### Brief
Would you please copy each line of the listing that mentions "Beitragsart"?

### Records shown
----------

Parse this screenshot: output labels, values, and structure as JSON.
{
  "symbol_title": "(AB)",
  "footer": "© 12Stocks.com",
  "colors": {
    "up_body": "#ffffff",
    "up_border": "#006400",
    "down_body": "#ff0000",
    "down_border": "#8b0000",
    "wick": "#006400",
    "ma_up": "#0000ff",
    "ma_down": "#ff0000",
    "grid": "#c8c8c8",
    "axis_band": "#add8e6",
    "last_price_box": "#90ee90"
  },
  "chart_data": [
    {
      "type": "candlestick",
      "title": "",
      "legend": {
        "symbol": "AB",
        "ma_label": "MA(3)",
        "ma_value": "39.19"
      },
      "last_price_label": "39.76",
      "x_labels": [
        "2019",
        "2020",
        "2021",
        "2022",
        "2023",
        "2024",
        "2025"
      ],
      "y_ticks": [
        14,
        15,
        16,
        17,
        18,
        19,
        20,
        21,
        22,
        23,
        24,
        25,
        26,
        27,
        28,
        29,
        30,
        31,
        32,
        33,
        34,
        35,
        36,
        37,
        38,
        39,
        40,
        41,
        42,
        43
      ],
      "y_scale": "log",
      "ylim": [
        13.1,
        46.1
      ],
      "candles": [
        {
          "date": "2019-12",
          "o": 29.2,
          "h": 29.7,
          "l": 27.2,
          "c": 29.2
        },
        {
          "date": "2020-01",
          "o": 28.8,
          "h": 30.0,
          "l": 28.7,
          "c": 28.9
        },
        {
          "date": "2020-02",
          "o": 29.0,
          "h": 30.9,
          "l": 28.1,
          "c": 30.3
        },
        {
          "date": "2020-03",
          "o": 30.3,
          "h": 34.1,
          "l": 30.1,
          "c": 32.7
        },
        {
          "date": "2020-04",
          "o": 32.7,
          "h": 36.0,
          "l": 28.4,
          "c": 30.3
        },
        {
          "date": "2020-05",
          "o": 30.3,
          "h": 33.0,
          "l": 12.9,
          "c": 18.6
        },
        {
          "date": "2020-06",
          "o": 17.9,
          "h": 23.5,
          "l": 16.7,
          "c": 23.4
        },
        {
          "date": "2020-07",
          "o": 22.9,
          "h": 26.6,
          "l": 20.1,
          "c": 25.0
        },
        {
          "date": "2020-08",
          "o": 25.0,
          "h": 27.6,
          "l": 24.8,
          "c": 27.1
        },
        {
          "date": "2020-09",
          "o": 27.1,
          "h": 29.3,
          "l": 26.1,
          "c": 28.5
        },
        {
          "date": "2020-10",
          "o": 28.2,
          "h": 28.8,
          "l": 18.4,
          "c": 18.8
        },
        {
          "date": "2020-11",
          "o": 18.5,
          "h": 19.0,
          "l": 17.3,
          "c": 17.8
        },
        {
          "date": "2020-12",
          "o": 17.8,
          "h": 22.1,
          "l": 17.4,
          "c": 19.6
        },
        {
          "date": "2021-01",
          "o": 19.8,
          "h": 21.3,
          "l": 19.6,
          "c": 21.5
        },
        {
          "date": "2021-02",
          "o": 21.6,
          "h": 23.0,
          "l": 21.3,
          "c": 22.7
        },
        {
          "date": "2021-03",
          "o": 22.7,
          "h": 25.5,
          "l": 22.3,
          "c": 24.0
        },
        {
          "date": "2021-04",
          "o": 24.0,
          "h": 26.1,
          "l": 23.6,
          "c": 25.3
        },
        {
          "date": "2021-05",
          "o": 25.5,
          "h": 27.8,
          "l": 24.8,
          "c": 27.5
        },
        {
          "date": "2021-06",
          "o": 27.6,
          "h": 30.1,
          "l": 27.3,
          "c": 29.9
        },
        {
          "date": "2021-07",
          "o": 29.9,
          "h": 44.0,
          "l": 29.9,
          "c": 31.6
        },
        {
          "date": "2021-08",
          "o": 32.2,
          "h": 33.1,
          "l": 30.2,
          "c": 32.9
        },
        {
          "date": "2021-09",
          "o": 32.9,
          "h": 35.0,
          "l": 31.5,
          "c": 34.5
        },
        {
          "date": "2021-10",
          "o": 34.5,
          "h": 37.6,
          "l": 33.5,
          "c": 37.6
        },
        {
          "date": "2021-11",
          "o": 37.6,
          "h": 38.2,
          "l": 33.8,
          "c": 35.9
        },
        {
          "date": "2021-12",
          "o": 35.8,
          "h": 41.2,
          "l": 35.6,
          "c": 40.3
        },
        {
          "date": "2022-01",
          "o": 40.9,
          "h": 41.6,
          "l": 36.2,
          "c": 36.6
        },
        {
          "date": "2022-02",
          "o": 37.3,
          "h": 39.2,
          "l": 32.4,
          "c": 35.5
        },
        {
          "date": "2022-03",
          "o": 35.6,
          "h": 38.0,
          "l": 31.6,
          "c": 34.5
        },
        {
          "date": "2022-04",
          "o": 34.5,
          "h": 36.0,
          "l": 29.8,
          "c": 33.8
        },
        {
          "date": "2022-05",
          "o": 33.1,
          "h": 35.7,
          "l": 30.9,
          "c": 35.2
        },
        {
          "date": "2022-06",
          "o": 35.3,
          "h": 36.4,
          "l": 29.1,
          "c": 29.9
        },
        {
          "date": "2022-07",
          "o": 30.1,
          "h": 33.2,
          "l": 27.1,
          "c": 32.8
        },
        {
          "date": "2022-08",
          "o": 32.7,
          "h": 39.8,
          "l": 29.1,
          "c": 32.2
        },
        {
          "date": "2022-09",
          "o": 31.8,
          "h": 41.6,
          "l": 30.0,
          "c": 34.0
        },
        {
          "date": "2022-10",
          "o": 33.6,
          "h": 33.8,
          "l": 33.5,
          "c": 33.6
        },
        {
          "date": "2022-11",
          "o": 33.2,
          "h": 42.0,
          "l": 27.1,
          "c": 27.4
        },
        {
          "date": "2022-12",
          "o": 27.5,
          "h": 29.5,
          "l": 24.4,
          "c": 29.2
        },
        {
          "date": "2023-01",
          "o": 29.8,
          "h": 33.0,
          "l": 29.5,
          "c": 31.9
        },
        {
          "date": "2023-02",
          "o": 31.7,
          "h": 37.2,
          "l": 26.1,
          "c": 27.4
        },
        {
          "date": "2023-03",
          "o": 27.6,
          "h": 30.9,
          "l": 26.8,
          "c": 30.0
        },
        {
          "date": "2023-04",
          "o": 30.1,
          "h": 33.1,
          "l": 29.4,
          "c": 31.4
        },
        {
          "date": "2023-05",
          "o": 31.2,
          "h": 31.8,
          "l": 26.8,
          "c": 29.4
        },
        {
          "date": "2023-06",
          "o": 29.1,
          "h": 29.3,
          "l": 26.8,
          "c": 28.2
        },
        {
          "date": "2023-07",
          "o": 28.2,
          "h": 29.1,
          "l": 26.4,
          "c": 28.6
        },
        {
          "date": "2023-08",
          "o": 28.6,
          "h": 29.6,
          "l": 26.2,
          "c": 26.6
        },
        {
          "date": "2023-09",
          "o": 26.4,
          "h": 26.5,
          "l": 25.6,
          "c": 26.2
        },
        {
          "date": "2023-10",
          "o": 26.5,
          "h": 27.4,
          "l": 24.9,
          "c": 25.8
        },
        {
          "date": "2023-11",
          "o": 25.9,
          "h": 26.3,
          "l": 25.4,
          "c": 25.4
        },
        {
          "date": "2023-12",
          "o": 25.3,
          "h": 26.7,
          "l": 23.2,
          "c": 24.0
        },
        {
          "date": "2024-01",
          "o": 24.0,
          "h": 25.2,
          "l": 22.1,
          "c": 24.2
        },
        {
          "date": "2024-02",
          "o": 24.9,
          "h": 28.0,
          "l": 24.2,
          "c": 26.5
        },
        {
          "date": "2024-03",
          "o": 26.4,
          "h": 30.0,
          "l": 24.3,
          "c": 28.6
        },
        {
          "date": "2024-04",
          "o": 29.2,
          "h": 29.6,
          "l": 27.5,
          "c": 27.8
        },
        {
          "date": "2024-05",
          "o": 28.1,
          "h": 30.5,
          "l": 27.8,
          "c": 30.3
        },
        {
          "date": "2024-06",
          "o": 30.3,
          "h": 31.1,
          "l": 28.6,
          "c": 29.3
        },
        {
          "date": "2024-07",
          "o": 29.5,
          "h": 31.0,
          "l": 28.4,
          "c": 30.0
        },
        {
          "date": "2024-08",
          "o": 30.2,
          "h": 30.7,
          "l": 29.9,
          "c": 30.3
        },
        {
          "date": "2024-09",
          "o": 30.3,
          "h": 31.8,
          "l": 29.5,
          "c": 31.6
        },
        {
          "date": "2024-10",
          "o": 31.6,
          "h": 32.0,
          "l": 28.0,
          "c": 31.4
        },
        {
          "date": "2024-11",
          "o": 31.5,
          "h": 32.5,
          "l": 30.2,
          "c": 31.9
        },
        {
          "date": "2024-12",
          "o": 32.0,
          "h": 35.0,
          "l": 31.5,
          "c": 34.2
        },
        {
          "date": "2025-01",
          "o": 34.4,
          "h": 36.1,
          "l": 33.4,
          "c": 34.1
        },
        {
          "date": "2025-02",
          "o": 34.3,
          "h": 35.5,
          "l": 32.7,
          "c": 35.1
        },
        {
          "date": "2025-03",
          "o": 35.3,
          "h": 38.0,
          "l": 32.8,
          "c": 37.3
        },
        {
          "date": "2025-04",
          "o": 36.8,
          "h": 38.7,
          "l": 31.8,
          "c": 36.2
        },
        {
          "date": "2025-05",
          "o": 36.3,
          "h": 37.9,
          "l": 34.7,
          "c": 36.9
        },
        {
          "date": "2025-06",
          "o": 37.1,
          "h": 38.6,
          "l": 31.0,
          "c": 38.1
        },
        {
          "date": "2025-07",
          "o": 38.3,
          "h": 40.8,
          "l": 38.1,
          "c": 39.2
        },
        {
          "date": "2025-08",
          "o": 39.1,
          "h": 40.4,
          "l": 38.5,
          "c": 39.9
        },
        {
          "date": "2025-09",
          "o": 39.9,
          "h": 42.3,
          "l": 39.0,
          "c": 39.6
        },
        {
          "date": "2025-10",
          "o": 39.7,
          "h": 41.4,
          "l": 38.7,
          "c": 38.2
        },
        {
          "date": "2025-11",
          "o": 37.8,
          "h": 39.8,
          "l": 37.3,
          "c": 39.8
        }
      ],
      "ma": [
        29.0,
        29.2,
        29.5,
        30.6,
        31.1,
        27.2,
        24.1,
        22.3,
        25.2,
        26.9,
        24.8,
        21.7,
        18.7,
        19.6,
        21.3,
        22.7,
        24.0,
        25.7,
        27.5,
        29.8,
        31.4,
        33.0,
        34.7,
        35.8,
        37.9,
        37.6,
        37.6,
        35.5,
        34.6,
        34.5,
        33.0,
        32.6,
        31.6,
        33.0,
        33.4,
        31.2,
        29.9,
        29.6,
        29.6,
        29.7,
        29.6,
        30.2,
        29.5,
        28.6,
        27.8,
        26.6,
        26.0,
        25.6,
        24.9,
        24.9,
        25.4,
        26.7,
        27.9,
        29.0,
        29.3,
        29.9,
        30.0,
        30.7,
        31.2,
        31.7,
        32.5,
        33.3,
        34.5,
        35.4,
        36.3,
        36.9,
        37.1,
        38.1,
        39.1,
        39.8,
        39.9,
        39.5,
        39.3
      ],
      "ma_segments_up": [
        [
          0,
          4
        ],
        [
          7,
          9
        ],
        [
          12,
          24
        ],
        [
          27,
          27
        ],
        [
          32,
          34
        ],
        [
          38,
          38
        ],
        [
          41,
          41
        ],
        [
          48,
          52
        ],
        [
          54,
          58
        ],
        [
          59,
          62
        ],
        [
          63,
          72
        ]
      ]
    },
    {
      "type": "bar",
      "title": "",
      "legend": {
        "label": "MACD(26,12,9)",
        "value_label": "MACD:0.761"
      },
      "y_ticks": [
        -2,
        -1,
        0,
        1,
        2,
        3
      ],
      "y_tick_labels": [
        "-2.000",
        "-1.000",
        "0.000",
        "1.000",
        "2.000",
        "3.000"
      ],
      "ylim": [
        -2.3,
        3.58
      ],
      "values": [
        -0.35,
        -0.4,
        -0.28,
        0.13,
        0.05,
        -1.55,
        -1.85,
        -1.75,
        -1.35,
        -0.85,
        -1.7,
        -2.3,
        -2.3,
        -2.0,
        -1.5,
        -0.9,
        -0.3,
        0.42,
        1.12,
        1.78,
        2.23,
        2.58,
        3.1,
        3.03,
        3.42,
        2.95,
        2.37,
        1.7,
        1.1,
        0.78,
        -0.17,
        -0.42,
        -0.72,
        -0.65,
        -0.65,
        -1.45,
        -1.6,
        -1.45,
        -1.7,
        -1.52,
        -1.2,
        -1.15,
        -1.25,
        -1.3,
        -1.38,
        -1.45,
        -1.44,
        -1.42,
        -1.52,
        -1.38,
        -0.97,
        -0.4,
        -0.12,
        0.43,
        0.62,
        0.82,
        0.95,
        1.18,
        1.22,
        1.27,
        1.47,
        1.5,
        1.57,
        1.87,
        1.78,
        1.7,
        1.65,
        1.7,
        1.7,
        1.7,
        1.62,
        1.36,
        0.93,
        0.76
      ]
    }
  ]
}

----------

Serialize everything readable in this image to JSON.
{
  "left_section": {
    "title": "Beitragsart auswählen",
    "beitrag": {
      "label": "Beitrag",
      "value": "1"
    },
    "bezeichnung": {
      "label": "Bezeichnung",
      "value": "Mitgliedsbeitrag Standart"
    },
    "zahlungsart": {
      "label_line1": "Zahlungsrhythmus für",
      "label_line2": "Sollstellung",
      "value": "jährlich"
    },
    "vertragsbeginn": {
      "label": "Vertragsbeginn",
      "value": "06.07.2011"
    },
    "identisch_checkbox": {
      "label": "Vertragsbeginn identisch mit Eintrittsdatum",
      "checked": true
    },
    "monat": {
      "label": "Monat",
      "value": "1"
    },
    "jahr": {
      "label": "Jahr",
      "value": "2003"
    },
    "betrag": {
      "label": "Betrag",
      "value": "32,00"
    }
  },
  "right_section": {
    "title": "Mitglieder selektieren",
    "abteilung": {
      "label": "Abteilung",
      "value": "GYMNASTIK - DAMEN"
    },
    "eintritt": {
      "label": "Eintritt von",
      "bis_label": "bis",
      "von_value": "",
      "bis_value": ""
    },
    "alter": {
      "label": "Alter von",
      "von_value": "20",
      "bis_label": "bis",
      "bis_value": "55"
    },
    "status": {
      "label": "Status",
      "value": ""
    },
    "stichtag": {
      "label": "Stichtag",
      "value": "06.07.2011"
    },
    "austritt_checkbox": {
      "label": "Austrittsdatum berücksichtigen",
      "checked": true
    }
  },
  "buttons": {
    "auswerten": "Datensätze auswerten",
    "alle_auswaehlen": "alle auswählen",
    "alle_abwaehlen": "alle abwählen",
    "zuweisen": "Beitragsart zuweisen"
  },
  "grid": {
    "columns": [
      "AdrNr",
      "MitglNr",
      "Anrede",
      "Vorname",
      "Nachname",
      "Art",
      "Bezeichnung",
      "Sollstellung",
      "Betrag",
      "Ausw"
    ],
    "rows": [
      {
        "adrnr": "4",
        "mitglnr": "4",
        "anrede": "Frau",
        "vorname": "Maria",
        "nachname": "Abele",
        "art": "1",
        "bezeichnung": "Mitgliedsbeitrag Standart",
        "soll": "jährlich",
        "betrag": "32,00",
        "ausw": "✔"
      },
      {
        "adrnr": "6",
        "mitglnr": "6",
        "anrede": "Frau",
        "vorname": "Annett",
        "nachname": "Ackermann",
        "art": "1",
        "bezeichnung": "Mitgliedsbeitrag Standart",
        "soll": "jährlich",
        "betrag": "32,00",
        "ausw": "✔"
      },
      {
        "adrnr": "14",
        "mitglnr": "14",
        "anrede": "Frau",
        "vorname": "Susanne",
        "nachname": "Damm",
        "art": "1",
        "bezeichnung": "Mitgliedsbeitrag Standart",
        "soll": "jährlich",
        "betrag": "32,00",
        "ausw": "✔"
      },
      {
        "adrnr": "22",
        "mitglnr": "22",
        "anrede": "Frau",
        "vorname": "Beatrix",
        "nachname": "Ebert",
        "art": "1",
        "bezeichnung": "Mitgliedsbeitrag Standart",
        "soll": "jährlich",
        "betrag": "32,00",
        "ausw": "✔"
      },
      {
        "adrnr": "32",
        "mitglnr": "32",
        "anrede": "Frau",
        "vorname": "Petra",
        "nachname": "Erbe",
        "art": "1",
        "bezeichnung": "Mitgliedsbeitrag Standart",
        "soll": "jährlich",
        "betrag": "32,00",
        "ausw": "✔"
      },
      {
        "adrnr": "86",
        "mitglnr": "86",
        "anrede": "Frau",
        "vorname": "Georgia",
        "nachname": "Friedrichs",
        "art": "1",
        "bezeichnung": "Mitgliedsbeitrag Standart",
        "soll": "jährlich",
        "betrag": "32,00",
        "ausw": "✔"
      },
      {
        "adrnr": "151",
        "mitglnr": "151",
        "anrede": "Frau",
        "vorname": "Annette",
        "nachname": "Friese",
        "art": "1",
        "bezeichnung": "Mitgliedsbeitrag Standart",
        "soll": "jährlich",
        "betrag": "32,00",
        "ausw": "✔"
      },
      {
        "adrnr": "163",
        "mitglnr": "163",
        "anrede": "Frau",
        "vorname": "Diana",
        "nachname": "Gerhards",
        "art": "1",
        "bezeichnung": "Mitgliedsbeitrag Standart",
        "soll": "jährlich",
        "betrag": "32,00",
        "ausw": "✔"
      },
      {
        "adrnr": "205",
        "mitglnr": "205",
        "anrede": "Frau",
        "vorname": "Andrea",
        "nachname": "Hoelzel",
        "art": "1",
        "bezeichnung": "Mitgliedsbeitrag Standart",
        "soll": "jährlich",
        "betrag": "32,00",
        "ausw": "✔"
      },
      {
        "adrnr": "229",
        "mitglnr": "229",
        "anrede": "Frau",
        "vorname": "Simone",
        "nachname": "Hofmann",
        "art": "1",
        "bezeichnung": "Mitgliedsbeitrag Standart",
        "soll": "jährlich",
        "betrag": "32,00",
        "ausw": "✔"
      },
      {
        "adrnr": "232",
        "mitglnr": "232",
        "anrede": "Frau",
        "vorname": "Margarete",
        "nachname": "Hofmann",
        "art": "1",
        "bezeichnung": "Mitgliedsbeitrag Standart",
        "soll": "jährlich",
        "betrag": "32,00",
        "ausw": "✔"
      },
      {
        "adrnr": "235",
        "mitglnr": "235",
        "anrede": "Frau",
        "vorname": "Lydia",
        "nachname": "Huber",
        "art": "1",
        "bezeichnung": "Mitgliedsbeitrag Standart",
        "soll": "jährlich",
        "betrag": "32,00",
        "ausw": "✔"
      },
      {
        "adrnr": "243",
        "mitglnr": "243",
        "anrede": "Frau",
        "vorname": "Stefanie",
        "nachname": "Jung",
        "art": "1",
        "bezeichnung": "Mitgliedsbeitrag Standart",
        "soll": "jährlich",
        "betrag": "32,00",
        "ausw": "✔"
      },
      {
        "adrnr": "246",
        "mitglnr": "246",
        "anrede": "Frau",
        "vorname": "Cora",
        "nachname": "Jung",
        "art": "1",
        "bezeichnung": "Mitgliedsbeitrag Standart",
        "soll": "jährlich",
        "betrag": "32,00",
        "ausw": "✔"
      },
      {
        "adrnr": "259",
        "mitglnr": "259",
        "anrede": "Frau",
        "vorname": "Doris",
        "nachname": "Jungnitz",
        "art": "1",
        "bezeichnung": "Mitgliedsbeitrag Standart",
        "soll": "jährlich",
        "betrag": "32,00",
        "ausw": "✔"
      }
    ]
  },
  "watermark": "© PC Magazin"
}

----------

### Answer box
    "title": "Beitragsart auswählen",
    "zuweisen": "Beitragsart zuweisen"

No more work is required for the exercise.